College of Central Florida
College of Central Florida (CF) Suicide Prevention Initiative project is to bring about systematic and cultural change that will result in better identification of and help-seeking for students at risk of suicide. Target populations include, but are not limited to, lesbian, gay, bisexual, transgender and Questioning individuals, American Indian/Alaska Natives, military family members and veterans. CF’s project will serve Marion, Citrus and Levy counties in North Central Florida.
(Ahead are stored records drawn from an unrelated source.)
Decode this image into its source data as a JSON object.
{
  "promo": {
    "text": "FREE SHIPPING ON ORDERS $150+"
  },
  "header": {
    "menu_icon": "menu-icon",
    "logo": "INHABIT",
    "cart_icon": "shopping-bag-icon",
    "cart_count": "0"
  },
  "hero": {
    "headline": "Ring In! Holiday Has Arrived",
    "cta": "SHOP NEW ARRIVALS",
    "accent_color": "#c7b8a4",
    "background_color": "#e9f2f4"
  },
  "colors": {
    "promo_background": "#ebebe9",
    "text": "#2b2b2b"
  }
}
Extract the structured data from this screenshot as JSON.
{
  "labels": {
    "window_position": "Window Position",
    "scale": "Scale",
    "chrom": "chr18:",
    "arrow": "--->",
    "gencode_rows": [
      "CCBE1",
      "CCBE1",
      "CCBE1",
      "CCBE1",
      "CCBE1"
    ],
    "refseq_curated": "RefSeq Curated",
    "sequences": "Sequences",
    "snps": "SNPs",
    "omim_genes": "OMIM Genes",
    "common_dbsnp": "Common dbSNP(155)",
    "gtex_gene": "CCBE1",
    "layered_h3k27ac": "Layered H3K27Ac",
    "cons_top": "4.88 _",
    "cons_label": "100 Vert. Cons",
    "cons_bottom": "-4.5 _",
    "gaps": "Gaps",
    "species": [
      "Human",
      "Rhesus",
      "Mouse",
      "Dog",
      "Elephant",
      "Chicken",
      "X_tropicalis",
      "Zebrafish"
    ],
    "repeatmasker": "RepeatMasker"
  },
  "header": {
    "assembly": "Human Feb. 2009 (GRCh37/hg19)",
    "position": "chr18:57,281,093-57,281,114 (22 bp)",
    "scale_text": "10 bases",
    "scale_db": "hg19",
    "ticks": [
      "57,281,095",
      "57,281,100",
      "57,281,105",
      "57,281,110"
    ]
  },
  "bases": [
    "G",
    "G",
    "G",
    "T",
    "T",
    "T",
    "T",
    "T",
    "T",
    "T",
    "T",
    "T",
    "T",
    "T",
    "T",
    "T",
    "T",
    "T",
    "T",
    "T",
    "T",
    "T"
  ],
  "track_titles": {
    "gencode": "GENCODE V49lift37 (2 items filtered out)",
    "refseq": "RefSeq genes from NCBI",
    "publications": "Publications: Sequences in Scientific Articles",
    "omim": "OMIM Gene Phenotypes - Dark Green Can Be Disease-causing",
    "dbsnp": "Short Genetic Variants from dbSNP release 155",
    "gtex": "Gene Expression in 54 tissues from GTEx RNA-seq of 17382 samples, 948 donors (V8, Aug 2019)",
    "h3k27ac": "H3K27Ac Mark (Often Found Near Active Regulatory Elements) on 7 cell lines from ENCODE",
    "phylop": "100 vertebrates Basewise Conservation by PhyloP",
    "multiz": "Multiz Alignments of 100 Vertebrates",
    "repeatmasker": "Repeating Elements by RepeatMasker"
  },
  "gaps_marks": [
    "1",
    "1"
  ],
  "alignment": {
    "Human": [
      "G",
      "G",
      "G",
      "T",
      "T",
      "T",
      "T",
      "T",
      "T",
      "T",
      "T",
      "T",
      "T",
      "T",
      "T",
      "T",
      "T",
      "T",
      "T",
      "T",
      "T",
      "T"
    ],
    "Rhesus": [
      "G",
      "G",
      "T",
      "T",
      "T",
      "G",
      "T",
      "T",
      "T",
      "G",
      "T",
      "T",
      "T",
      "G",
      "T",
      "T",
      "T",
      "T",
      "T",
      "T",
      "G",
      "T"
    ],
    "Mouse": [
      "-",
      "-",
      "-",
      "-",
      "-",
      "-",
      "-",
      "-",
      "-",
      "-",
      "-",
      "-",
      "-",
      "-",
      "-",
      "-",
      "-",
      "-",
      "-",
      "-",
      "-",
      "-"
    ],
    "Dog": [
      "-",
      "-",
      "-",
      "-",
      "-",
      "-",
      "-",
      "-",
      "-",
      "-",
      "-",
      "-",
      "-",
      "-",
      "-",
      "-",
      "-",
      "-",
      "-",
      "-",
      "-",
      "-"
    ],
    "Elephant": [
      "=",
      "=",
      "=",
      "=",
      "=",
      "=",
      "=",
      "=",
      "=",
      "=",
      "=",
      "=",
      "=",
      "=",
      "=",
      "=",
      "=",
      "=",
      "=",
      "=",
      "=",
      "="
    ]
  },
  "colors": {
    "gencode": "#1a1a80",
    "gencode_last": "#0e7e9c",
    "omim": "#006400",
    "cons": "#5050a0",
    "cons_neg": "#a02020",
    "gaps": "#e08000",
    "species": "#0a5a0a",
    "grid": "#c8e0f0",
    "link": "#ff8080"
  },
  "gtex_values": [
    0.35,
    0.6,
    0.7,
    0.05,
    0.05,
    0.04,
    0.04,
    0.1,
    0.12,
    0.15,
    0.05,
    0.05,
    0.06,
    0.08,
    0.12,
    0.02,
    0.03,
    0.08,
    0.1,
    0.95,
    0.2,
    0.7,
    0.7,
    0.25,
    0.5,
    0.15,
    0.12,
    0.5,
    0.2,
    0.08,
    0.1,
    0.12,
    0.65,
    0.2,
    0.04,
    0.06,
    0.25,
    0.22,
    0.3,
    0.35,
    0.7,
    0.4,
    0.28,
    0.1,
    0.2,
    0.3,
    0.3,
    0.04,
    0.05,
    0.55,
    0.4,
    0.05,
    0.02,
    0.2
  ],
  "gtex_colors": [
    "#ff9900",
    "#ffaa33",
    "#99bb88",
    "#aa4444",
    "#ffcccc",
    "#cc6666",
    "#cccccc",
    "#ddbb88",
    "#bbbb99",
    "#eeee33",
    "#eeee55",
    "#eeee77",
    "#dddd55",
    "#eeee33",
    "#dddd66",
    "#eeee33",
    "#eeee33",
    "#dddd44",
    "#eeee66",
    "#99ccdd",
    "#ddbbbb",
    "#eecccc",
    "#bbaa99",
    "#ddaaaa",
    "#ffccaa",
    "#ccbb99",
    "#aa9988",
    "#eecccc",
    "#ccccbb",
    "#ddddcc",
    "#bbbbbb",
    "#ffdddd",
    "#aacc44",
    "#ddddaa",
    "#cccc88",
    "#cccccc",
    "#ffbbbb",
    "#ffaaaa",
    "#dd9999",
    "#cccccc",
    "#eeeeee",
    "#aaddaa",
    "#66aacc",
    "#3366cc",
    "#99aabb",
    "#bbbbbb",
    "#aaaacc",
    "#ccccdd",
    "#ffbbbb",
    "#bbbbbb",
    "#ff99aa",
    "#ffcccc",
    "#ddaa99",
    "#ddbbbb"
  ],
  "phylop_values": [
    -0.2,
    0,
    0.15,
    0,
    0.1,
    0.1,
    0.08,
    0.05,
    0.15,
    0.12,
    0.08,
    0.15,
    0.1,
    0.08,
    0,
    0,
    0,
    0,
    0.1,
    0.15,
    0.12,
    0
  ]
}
The overarching goal of the proposed project is to prevent suicide of students attending CF, and their family members.
The Objectives of this project are:
- Develop a college advisory committee that will assist and advise in the creation of a campus wide response protocol to manage the acutely distressed or suicidal student;
- Increase the amount of training to Central Florida College students, faculty and staff on suicide prevention and mental health awareness;
- Increase collaboration among College of Central Florida, Bay Care Behavioral Health Center, National Alliance on Mental Illness (NAMI), and other community partners to convey the message that suicide prevention is a community responsibility;
- Increase the promotion of the National Suicide Prevention Line;
- Present educational seminars and informational materials to College of Central Florida students, faculty, staff, and family members on suicide prevention, identification and reductions of risk factors such as depression and substance use/abuse; and
- Increase help seeking among College of Central Florida students and reduce the stigma attached for seeking help for mental and behavioral health issues among our students.
This project will allow the college to develop and implement an infrastructure that will promote education and awareness, incorporating the philosophy that it is everyone’s responsibility to be knowledgeable on suicide awareness, know the signs-and-symptoms, strategies to dealing with and know the resources to use, if an occurrence occurs.
It is estimated that a minimum of 800 students, faculty and staff and family members will receive formal education/training annually on suicide prevention and mental health issues, through modules for classroom-based instruction, a series of seminars/workshops, and guest speakers. Many more individuals will be exposed to and gain awareness through print materials, National Prevention Day activities, and social media.